▸ **Task statement**
How many lines in the entries below include the string "title"? Answer with the number only.
------ Provided information
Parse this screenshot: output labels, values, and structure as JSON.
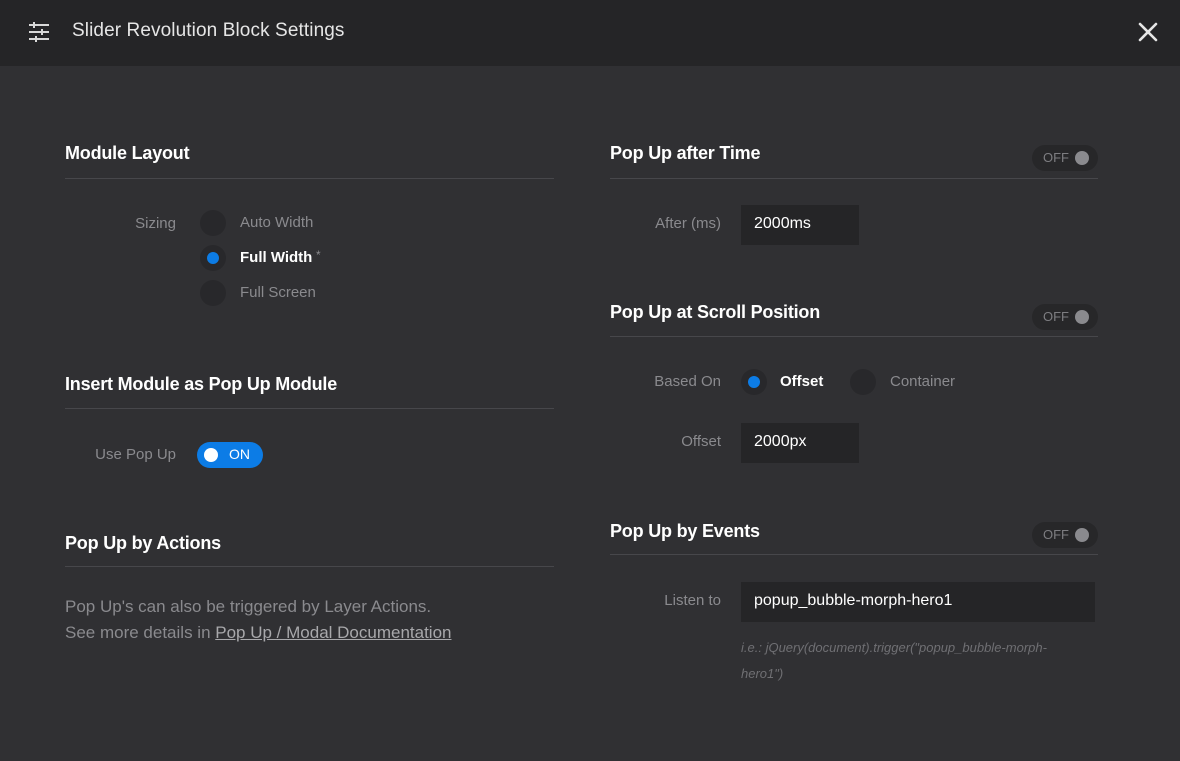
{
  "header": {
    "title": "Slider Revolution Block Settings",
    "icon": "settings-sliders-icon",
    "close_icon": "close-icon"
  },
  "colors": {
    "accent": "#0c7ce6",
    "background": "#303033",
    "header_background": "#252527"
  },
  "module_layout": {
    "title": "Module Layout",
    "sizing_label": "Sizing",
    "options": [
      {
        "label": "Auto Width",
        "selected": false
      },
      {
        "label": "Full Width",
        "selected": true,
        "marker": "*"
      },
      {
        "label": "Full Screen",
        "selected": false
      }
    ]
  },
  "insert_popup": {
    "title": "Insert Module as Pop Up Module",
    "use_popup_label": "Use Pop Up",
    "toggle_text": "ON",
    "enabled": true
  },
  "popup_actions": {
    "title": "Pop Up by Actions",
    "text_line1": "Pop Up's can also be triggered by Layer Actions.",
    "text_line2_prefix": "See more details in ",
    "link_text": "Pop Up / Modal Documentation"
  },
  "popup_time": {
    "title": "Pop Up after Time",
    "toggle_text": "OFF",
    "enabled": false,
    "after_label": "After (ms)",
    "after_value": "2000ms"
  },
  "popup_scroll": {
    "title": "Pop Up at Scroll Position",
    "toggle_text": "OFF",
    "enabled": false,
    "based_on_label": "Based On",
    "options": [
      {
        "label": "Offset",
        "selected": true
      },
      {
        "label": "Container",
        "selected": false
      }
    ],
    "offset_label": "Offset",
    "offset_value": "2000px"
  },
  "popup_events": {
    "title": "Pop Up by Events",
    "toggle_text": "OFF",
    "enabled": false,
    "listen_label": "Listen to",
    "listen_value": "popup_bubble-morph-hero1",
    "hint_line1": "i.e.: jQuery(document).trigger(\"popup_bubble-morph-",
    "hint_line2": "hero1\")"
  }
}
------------
▸ **Written answer**
7